Cohort Analysis using R for sample dataset of annual enrollment



rowct = nrow(data)index<-sample(1:rowct, rowct/10, replace = FALSE, prob = NULL)
sampledata <- data[index,]

#Making regions table 
make_region = table(sampledata$REGION)
regiondf =

regiondf$name[regiondf$Var1==1] = "Northeast"
regiondf$name[regiondf$Var1==2] = "North Central"
regiondf$name[regiondf$Var1==3] = "South"
regiondf$name[regiondf$Var1==4] = "West"
regiondf$name[regiondf$Var1==5] = "Unknown"

# Making Pivot table - How many enrollments happen based on Enrollment Months(Total number of months during the year in which an individual was enrolled)
pivot_table =, REGION ~ ENRMON))

pivot_table = pivot_table[,-which(colnames(pivot_table) =="NA")]
pivot_table = pivot_table[-which(rownames(pivot_table) =="NA"),]
rownames(pivot_table) = regiondf$name
pivot_table =, keep.rownames = TRUE)[])

Changes in Health Care Annual Enrollment 1.png

#Normalizing data with maximum value in the first row
base_index = which(pivot_table[1,-1] == max(as.numeric(pivot_table[1,-1]))) + 1
x <- pivot_table[,c(2:ncol(pivot_table))]
y <- pivot_table[,base_index]
reten.r <- apply(x, 2, function(x) x/y )
reten.r <- data.frame(cohort=(pivot_table$rn), reten.r)

Changes in Health Care Annual Enrollment 2.png

reten.r <- reten.r[,-base_index] #remove base column, which is at index 2 data because it is always 100%

Changes in Health Care Annual Enrollment 3.png

cohort.chart1 <- melt(reten.r, id.vars = 'cohort')
colnames(cohort.chart1) <- c('cohort', 'monthcount', 'retention')

Changes in Health Care Annual Enrollment 4.png

p <- ggplot(cohort.chart1, aes(x=monthcount, y=retention, group=cohort, colour=cohort))
p + geom_line(size=2, alpha=1/2) +
  geom_point(size=3, alpha=1) +
  geom_smooth(aes(group=1), method = 'loess', size=2, colour='red', se=FALSE) +
  labs(title="Cohorts Retention ratio dynamics")

Changes in Health Care Annual Enrollment 5.png

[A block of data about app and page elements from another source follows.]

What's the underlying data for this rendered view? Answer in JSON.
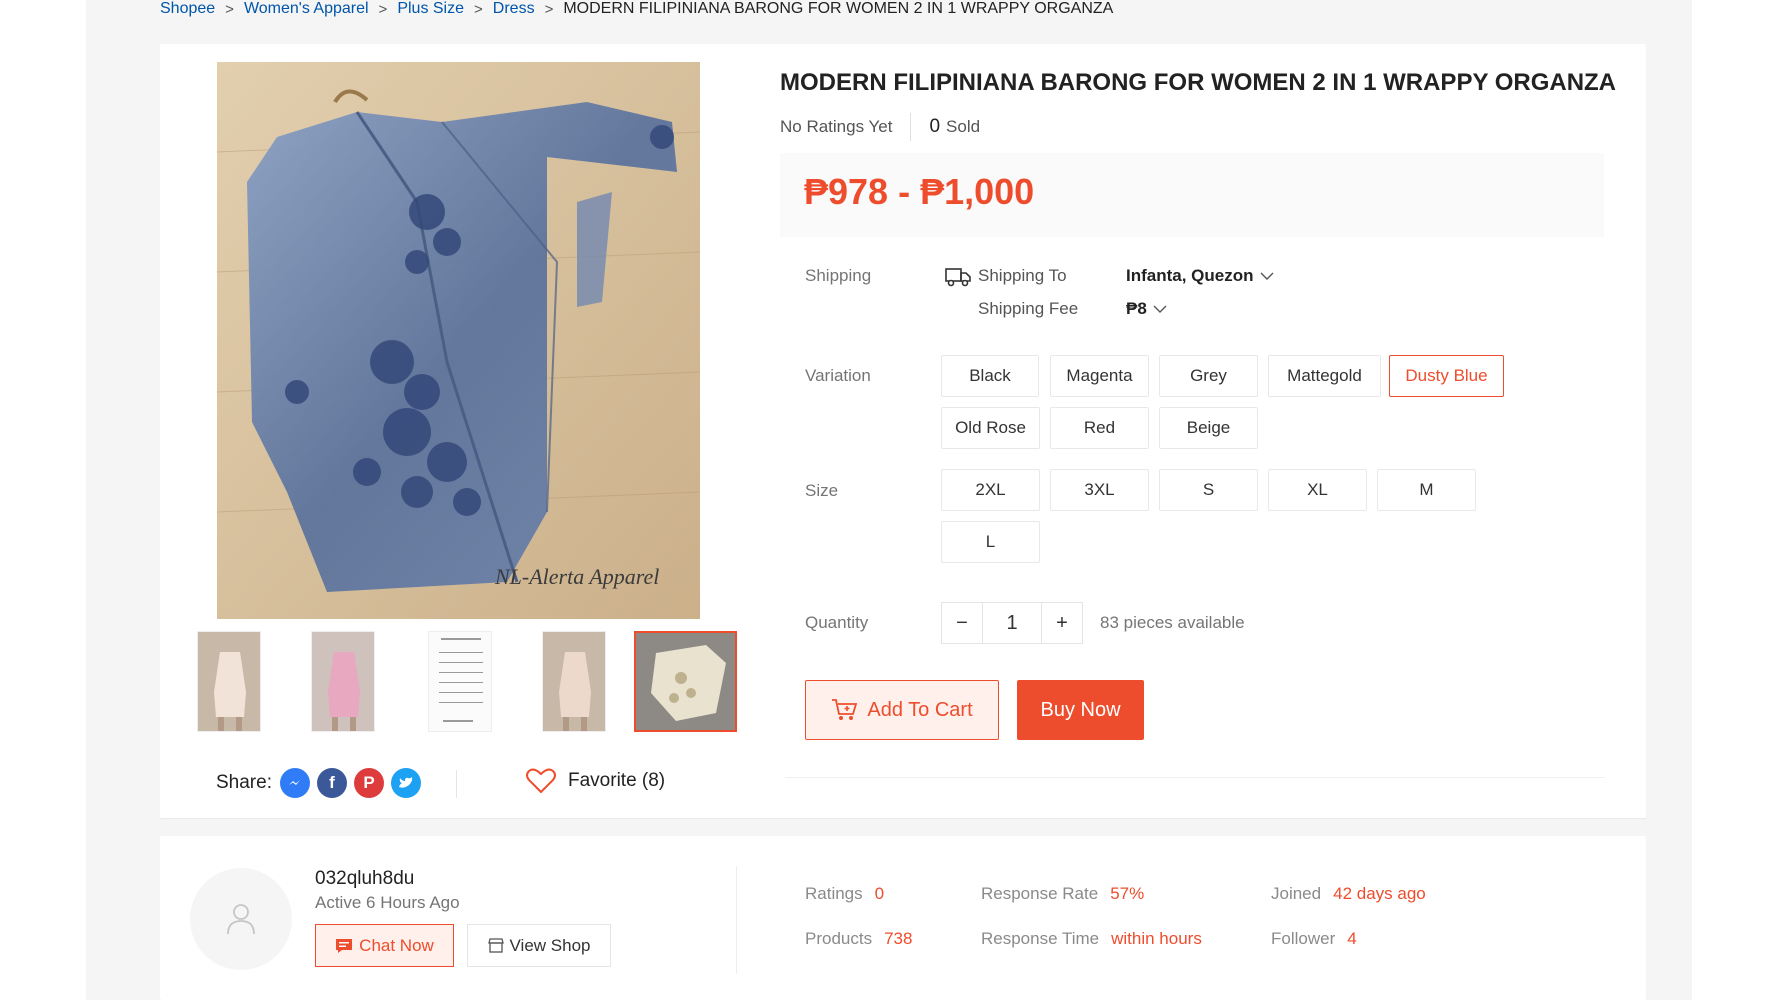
{
  "breadcrumb": {
    "items": [
      "Shopee",
      "Women's Apparel",
      "Plus Size",
      "Dress"
    ],
    "separator": ">",
    "current": "MODERN FILIPINIANA BARONG FOR WOMEN 2 IN 1 WRAPPY ORGANZA"
  },
  "gallery": {
    "main_image_alt": "dusty blue organza barong jacket on wooden floor",
    "watermark": "NL-Alerta Apparel",
    "thumbnails": [
      "thumbnail-1",
      "thumbnail-2",
      "thumbnail-3",
      "thumbnail-4",
      "thumbnail-5"
    ],
    "active_thumbnail_index": 4
  },
  "share": {
    "label": "Share:",
    "icons": [
      "messenger-icon",
      "facebook-icon",
      "pinterest-icon",
      "twitter-icon"
    ]
  },
  "favorite": {
    "label": "Favorite (8)",
    "icon": "heart-icon"
  },
  "product": {
    "title": "MODERN FILIPINIANA BARONG FOR WOMEN 2 IN 1 WRAPPY ORGANZA",
    "ratings": "No Ratings Yet",
    "sold_count": "0",
    "sold_label": "Sold",
    "price": "₱978 - ₱1,000"
  },
  "shipping": {
    "label": "Shipping",
    "to_label": "Shipping To",
    "to_value": "Infanta, Quezon",
    "fee_label": "Shipping Fee",
    "fee_value": "₱8"
  },
  "variation": {
    "label": "Variation",
    "options": [
      "Black",
      "Magenta",
      "Grey",
      "Mattegold",
      "Dusty Blue",
      "Old Rose",
      "Red",
      "Beige"
    ],
    "selected": "Dusty Blue"
  },
  "size": {
    "label": "Size",
    "options": [
      "2XL",
      "3XL",
      "S",
      "XL",
      "M",
      "L"
    ]
  },
  "quantity": {
    "label": "Quantity",
    "value": "1",
    "minus": "−",
    "plus": "+",
    "available": "83 pieces available"
  },
  "actions": {
    "add_to_cart": "Add To Cart",
    "buy_now": "Buy Now"
  },
  "shop": {
    "name": "032qluh8du",
    "active": "Active 6 Hours Ago",
    "chat_now": "Chat Now",
    "view_shop": "View Shop",
    "stats": [
      {
        "key": "Ratings",
        "value": "0"
      },
      {
        "key": "Products",
        "value": "738"
      },
      {
        "key": "Response Rate",
        "value": "57%"
      },
      {
        "key": "Response Time",
        "value": "within hours"
      },
      {
        "key": "Joined",
        "value": "42 days ago"
      },
      {
        "key": "Follower",
        "value": "4"
      }
    ]
  },
  "colors": {
    "accent": "#ee4d2d",
    "link": "#0055aa",
    "background": "#f5f5f5"
  }
}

If we consider west region, for every 6 months enrollments count is increasing enormously and reaching high among all the regions. In other way, we can say that, at the month of June and December, people are showing more interest in claiming health insurance, which means people are more tend to register for every 6 months. In the same way, people in South region are enrolling for health insurance annually.

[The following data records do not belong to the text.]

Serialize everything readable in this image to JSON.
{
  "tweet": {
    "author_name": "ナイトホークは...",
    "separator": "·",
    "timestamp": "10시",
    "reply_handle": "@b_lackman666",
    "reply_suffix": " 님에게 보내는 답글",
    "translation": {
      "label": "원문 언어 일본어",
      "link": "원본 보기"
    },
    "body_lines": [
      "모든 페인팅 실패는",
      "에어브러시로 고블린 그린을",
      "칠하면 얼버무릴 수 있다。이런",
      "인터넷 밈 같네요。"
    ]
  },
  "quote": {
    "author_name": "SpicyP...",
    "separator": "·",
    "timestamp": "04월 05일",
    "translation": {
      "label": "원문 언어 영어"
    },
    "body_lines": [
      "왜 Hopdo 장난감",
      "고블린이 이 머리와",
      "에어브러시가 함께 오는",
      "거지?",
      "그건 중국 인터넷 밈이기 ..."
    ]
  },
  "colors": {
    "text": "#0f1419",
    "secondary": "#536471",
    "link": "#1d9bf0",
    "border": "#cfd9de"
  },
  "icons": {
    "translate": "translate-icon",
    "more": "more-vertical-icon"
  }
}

From above result, we can easily say that how many individuals are enrolling for different periods of time. We can also analyze that which region is mostly looking for what type of plans. In the analysis, we have normalized using 12 months plan, since it has more number of individuals’ enrollment. So, every region has more enrollments happen for 12 month plan of particular year.